(Collected data entries)
*** Begin section ***
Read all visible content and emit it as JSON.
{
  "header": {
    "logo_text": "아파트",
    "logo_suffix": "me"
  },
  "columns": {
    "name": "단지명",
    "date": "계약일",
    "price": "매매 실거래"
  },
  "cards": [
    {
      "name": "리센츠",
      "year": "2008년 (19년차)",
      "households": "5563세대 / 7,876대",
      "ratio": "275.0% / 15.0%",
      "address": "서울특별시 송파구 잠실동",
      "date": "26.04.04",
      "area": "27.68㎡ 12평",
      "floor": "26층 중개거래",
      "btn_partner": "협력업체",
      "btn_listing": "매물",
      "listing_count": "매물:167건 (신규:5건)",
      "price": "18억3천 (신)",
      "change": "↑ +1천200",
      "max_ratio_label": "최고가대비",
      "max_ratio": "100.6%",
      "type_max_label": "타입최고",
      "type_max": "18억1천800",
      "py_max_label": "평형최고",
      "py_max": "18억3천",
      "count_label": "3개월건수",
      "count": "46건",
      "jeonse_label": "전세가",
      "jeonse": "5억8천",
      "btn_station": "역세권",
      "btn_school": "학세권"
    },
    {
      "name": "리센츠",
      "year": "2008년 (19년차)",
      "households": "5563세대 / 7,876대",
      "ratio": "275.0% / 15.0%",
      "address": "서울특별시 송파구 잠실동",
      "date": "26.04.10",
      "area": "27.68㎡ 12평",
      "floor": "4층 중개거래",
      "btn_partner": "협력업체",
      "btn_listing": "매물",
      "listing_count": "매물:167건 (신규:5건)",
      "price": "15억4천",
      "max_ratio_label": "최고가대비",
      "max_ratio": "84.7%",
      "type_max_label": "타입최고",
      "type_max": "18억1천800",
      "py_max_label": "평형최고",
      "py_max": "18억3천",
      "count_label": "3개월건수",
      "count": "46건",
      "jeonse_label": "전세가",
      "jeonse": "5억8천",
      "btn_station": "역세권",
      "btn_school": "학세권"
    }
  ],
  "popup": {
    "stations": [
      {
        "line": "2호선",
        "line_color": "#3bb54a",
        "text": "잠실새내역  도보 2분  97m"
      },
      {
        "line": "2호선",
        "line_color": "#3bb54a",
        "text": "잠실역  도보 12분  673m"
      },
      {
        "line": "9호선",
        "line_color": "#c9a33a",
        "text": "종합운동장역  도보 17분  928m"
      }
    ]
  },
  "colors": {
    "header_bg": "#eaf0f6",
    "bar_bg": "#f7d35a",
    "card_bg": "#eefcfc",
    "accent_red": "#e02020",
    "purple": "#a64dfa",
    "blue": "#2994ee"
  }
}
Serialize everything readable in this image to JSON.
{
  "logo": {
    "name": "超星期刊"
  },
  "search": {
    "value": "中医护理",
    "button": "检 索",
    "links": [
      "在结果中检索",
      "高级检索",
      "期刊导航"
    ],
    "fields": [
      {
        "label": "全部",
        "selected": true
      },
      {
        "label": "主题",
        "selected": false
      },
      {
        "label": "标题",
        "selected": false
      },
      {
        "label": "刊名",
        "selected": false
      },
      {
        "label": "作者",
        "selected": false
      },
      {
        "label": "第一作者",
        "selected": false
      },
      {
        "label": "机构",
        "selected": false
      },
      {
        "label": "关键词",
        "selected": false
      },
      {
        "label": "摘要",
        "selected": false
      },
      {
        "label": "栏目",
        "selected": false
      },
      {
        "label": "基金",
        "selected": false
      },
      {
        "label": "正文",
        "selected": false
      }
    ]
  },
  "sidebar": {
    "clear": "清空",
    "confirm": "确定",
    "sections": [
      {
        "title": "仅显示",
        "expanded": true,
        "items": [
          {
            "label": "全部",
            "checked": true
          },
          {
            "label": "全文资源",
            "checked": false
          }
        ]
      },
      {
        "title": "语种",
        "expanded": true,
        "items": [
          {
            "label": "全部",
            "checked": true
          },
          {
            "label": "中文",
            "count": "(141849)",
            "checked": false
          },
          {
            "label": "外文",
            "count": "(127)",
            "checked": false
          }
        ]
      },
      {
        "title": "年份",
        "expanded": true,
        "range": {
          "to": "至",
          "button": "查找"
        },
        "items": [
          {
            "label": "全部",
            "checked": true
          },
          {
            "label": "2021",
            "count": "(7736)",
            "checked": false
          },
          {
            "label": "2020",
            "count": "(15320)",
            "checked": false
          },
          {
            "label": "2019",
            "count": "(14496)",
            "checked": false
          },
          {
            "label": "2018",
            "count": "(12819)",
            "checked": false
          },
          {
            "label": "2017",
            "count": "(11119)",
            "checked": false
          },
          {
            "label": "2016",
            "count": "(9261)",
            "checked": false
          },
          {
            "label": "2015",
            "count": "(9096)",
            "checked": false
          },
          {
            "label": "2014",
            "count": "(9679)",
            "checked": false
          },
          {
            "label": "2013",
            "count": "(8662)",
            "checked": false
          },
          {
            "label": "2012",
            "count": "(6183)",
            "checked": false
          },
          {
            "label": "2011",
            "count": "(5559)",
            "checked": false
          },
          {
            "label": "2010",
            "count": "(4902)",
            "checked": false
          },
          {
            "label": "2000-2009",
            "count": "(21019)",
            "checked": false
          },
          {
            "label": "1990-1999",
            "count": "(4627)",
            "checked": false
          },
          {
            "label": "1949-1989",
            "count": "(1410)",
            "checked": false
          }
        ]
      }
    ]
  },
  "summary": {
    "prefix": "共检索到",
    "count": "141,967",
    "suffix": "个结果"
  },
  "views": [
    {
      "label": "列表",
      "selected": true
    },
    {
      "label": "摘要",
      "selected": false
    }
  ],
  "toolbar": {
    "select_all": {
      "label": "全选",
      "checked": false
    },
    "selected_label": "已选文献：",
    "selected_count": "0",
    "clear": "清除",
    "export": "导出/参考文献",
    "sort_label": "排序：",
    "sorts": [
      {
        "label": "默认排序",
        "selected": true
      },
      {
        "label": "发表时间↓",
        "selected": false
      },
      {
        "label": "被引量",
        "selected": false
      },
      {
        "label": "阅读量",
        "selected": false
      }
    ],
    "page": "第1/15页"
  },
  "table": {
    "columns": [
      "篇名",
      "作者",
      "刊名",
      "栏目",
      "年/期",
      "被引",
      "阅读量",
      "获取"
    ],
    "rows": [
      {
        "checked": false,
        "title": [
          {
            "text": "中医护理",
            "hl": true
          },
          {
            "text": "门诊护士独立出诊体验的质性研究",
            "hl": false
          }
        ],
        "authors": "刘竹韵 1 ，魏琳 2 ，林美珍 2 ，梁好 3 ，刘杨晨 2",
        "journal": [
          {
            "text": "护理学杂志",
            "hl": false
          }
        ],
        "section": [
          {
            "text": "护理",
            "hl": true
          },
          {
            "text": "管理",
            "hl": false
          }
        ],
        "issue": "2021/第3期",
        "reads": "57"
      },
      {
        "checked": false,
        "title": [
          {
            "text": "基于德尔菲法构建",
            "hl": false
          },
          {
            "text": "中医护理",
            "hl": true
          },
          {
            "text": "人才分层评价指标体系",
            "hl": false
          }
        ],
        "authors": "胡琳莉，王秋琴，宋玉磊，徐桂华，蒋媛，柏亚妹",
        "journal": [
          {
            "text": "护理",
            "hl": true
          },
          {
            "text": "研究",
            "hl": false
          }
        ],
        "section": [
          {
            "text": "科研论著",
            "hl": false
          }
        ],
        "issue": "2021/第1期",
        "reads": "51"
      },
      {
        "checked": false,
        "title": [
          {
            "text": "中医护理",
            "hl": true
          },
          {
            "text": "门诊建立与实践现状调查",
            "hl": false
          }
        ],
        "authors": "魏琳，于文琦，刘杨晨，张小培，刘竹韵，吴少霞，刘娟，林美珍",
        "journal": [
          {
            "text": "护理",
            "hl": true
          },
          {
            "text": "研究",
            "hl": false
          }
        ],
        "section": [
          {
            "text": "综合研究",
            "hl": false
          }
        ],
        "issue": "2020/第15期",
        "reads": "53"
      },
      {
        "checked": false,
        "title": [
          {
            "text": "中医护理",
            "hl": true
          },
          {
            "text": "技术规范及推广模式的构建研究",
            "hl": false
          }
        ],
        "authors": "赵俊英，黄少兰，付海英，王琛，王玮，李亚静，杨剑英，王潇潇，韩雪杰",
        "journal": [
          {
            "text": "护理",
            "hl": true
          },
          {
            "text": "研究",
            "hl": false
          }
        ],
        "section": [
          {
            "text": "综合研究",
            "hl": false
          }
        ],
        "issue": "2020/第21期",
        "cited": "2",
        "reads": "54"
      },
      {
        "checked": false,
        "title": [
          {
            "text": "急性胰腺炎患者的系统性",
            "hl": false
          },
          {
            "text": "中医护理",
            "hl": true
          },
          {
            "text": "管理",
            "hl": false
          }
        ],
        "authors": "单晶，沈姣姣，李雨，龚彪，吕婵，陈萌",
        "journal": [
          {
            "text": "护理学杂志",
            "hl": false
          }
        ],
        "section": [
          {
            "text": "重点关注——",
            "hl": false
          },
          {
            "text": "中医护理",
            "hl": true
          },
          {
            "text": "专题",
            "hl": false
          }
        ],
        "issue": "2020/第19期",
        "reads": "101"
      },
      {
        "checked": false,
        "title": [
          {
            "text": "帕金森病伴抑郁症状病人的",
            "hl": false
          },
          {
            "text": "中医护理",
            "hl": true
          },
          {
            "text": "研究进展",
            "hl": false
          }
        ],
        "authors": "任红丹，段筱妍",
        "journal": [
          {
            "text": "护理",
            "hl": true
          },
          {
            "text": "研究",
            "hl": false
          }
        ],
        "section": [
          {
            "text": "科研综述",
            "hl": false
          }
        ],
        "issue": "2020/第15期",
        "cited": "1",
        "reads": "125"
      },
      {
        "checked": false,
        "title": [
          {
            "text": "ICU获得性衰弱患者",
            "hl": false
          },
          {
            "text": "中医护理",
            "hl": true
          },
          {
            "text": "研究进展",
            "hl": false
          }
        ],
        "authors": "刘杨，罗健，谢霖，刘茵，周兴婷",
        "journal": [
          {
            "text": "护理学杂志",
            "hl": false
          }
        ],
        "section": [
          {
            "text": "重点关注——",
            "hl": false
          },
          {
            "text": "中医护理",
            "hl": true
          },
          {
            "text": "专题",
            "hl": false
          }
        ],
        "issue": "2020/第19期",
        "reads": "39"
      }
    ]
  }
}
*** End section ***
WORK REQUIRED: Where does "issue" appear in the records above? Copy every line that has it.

FINISHED EXERCISE:
        "issue": "2021/第3期",
        "issue": "2021/第1期",
        "issue": "2020/第15期",
        "issue": "2020/第21期",
        "issue": "2020/第19期",
        "issue": "2020/第15期",
        "issue": "2020/第19期",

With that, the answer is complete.